But Saban and his battle-tested players would have none of it. Most if not all of those players didn’t know what it was like to win a national title. They just knew it was the sort of thing this era of Alabama players did. You go to a championship, you win it. That’s been the surreal Bama Way since the night McCoy went down and the Tide turned on this era of college football.

After Saban’s daring decision to onside kick, all of a sudden Alabama was running downhill in a game Clemson had dictated to that point. Saban said something to the effect afterward of his team needing a spark, that his defense was tired, that he needed to change the momentum. The moment was created by a coach’s trust in his players, but of course it was up to his players to excecute and turn the moment into a treasured memory.

They did, of course, because winning when the moments are biggest are in Alabama’s muscle memory. When the Tide recovered the ball, the tide had most certainly turned, you knew the game was over and it was apparent, painfully for many and wondrous to those who come to expect it, that this crimson-colored dynasty was about to endure.

Yet again, like it or not.

Bama vs. The World

Alabama players don’t really care what you think of them winning all the time. They don’t.

Said Bama running back Kenyan Drake — whose 95-yard kickoff return for a touchdown not long after the onside kick was complete with a snap-shot-for-all-time lunge to the end zone that told everyone Bama just wasn’t going to be denied — of the haters:

“Honestly, if you’re not doing anything to stop us from being where we are, then I guess you’re just gonna be tired of us because that’s what we work hard for day in and day out — to win a championship and be the best,” he said. “So until we stop ourselves from accomplishing that, then I guess people are just gonna be mad that we’re winning once again.”

People like radio personality Colin Cowherd, who somehow complained after Alabama’s whitewashing of Michigan State to get to Clemson that the Tide’s dominance was bad for the sport, and that Alabama was boring.

What an incredibly shallow way of looking at what Alabama has done and will probably continue to do, providing Saban doesn’t jump ship.

Excellence can never, ever be boring.

Sure, it is OK for opposing fans to dislike this team, be jealous of this program, wonder when the Tide will give somebody else a chance at the throne.

But while you’re despising them, silently and secretly applaud them in your mind, because if you’re a real college football fan, a hardcore SEC guy or girl, you’ll surely be talking about them for the rest of your life.

As I was that night in Miami, marveling aloud as I mourned Notre Dame’s loss to end a Cinderella season, and the loss of my father, who would surely have leaned over and said, “Hey, don’t worry, this thing was over at the National Anthem.”

Rest assured, Bama will be in another championship steel-cage match soon.
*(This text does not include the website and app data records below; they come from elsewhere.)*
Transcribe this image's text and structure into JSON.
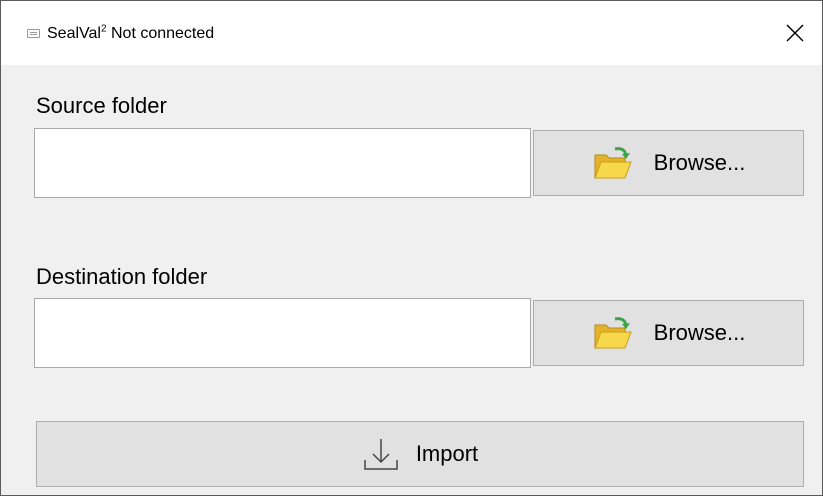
{
  "window": {
    "title": "SealVal",
    "title_superscript": "2",
    "status": "Not connected"
  },
  "source": {
    "label": "Source folder",
    "value": "",
    "browse_label": "Browse..."
  },
  "destination": {
    "label": "Destination folder",
    "value": "",
    "browse_label": "Browse..."
  },
  "import": {
    "label": "Import"
  },
  "icons": {
    "app": "app-window-icon",
    "close": "close-icon",
    "browse": "open-folder-icon",
    "import": "download-icon"
  },
  "colors": {
    "window_bg": "#f0f0f0",
    "titlebar_bg": "#ffffff",
    "button_bg": "#e1e1e1",
    "button_border": "#adadad",
    "folder_yellow": "#f5d441",
    "folder_arrow_green": "#3da34a"
  }
}
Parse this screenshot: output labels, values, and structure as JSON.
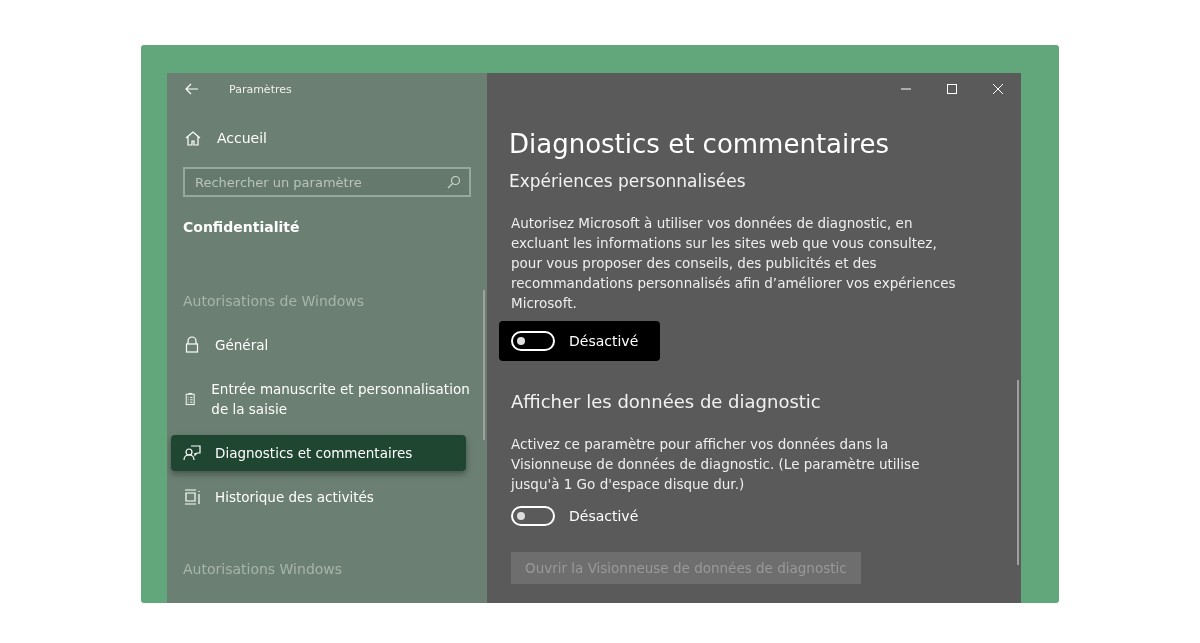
{
  "window": {
    "title": "Paramètres"
  },
  "sidebar": {
    "home": "Accueil",
    "search": {
      "placeholder": "Rechercher un paramètre"
    },
    "category": "Confidentialité",
    "sections": [
      {
        "heading": "Autorisations de Windows",
        "items": [
          {
            "label": "Général",
            "kind": "lock",
            "selected": false
          },
          {
            "label": "Entrée manuscrite et personnalisation de la saisie",
            "kind": "clipboard",
            "selected": false
          },
          {
            "label": "Diagnostics et commentaires",
            "kind": "feedback",
            "selected": true
          },
          {
            "label": "Historique des activités",
            "kind": "timeline",
            "selected": false
          }
        ]
      },
      {
        "heading": "Autorisations Windows"
      }
    ]
  },
  "content": {
    "title": "Diagnostics et commentaires",
    "groups": [
      {
        "heading": "Expériences personnalisées",
        "description": "Autorisez Microsoft à utiliser vos données de diagnostic, en excluant les informations sur les sites web que vous consultez, pour vous proposer des conseils, des publicités et des recommandations personnalisés afin d’améliorer vos expériences Microsoft.",
        "toggle": {
          "on": false,
          "label": "Désactivé",
          "highlighted": true
        }
      },
      {
        "heading": "Afficher les données de diagnostic",
        "description": "Activez ce paramètre pour afficher vos données dans la Visionneuse de données de diagnostic. (Le paramètre utilise jusqu'à 1 Go d'espace disque dur.)",
        "toggle": {
          "on": false,
          "label": "Désactivé",
          "highlighted": false
        },
        "button": {
          "label": "Ouvrir la Visionneuse de données de diagnostic",
          "disabled": true
        }
      }
    ]
  }
}
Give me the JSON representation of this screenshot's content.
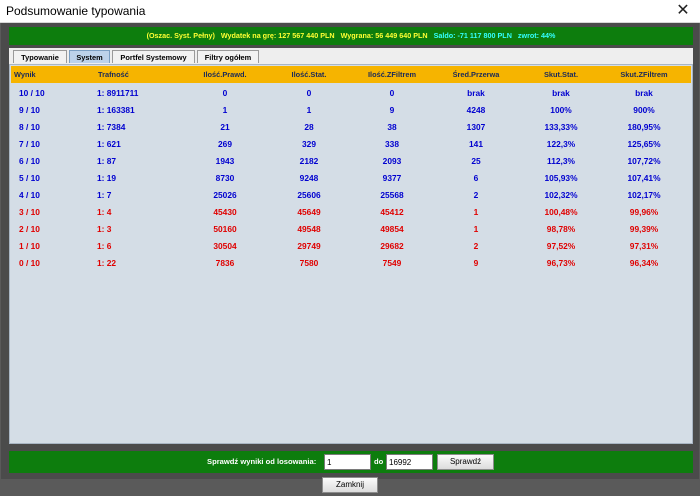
{
  "window": {
    "title": "Podsumowanie typowania",
    "close_glyph": "✕"
  },
  "summary": {
    "system": "(Oszac. Syst. Pełny)",
    "expense": "Wydatek na grę: 127 567 440 PLN",
    "win": "Wygrana: 56 449 640 PLN",
    "balance": "Saldo: -71 117 800 PLN",
    "ret": "zwrot: 44%"
  },
  "tabs": [
    "Typowanie",
    "System",
    "Portfel Systemowy",
    "Filtry ogółem"
  ],
  "active_tab": "System",
  "table": {
    "headers": [
      "Wynik",
      "Trafność",
      "Ilość.Prawd.",
      "Ilość.Stat.",
      "Ilość.ZFiltrem",
      "Śred.Przerwa",
      "Skut.Stat.",
      "Skut.ZFiltrem"
    ],
    "rows": [
      [
        "10 / 10",
        "1: 8911711",
        "0",
        "0",
        "0",
        "brak",
        "brak",
        "brak"
      ],
      [
        "9 / 10",
        "1: 163381",
        "1",
        "1",
        "9",
        "4248",
        "100%",
        "900%"
      ],
      [
        "8 / 10",
        "1: 7384",
        "21",
        "28",
        "38",
        "1307",
        "133,33%",
        "180,95%"
      ],
      [
        "7 / 10",
        "1: 621",
        "269",
        "329",
        "338",
        "141",
        "122,3%",
        "125,65%"
      ],
      [
        "6 / 10",
        "1: 87",
        "1943",
        "2182",
        "2093",
        "25",
        "112,3%",
        "107,72%"
      ],
      [
        "5 / 10",
        "1: 19",
        "8730",
        "9248",
        "9377",
        "6",
        "105,93%",
        "107,41%"
      ],
      [
        "4 / 10",
        "1: 7",
        "25026",
        "25606",
        "25568",
        "2",
        "102,32%",
        "102,17%"
      ],
      [
        "3 / 10",
        "1: 4",
        "45430",
        "45649",
        "45412",
        "1",
        "100,48%",
        "99,96%"
      ],
      [
        "2 / 10",
        "1: 3",
        "50160",
        "49548",
        "49854",
        "1",
        "98,78%",
        "99,39%"
      ],
      [
        "1 / 10",
        "1: 6",
        "30504",
        "29749",
        "29682",
        "2",
        "97,52%",
        "97,31%"
      ],
      [
        "0 / 10",
        "1: 22",
        "7836",
        "7580",
        "7549",
        "9",
        "96,73%",
        "96,34%"
      ]
    ],
    "row_colors": [
      "blue",
      "blue",
      "blue",
      "blue",
      "blue",
      "blue",
      "blue",
      "red",
      "red",
      "red",
      "red"
    ]
  },
  "check": {
    "label": "Sprawdź wyniki od losowania:",
    "from_value": "1",
    "to_label": "do",
    "to_value": "16992",
    "button": "Sprawdź"
  },
  "close_button": "Zamknij",
  "colors": {
    "header_bg": "#f6b400",
    "summary_bg": "#0d7d0d",
    "table_bg": "#d4dde6",
    "blue_text": "#0000d0",
    "red_text": "#e00000"
  }
}
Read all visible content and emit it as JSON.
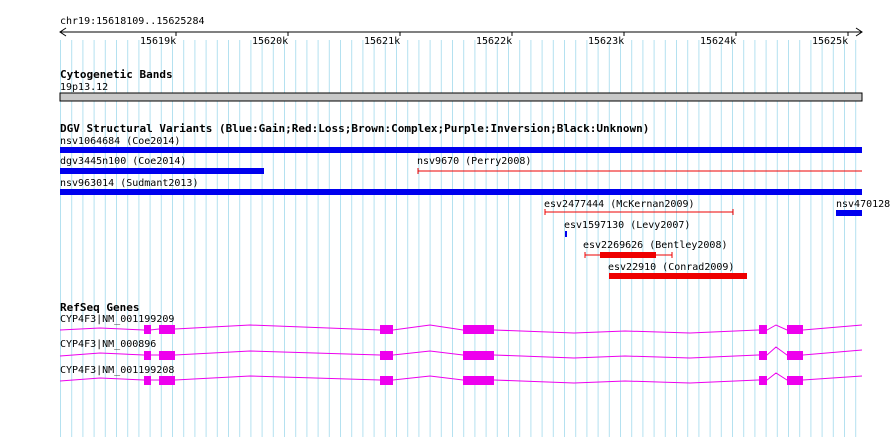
{
  "region": {
    "label": "chr19:15618109..15625284",
    "ticks": [
      "15619k",
      "15620k",
      "15621k",
      "15622k",
      "15623k",
      "15624k",
      "15625k"
    ]
  },
  "cytoband": {
    "title": "Cytogenetic Bands",
    "band": "19p13.12"
  },
  "dgv": {
    "title": "DGV Structural Variants (Blue:Gain;Red:Loss;Brown:Complex;Purple:Inversion;Black:Unknown)",
    "features": [
      {
        "label": "nsv1064684 (Coe2014)",
        "type": "gain"
      },
      {
        "label": "dgv3445n100 (Coe2014)",
        "type": "gain"
      },
      {
        "label": "nsv9670 (Perry2008)",
        "type": "loss"
      },
      {
        "label": "nsv963014 (Sudmant2013)",
        "type": "gain"
      },
      {
        "label": "esv2477444 (McKernan2009)",
        "type": "loss"
      },
      {
        "label": "nsv470128",
        "type": "gain"
      },
      {
        "label": "esv1597130 (Levy2007)",
        "type": "gain"
      },
      {
        "label": "esv2269626 (Bentley2008)",
        "type": "loss"
      },
      {
        "label": "esv22910 (Conrad2009)",
        "type": "loss"
      }
    ]
  },
  "refseq": {
    "title": "RefSeq Genes",
    "transcripts": [
      {
        "label": "CYP4F3|NM_001199209"
      },
      {
        "label": "CYP4F3|NM_000896"
      },
      {
        "label": "CYP4F3|NM_001199208"
      }
    ]
  },
  "colors": {
    "gain": "#0000ee",
    "loss": "#ee0000",
    "gene": "#ee00ee",
    "grid": "#b4e1f0",
    "band": "#c8c8c8"
  }
}
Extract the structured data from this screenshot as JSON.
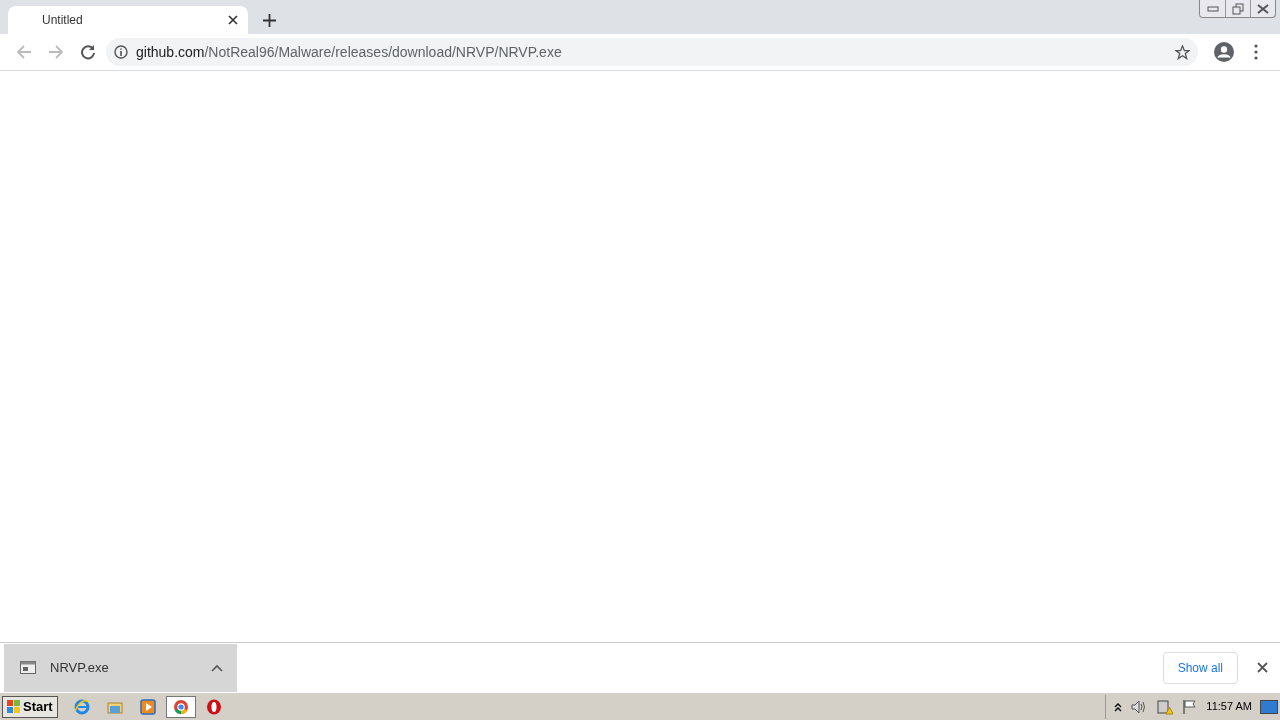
{
  "window": {
    "tab_title": "Untitled"
  },
  "address_bar": {
    "host": "github.com",
    "path": "/NotReal96/Malware/releases/download/NRVP/NRVP.exe"
  },
  "download_shelf": {
    "file_name": "NRVP.exe",
    "show_all": "Show all"
  },
  "taskbar": {
    "start": "Start",
    "apps": [
      {
        "kind": "ie",
        "selected": false
      },
      {
        "kind": "explorer",
        "selected": false
      },
      {
        "kind": "media",
        "selected": false
      },
      {
        "kind": "chrome",
        "selected": true
      },
      {
        "kind": "opera",
        "selected": false
      }
    ],
    "clock": "11:57 AM"
  }
}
It might be next season. It might be the one after that. But you won’t be surprised when they’re there and, most likely, you won’t be shocked at all when they find another way to win another crown.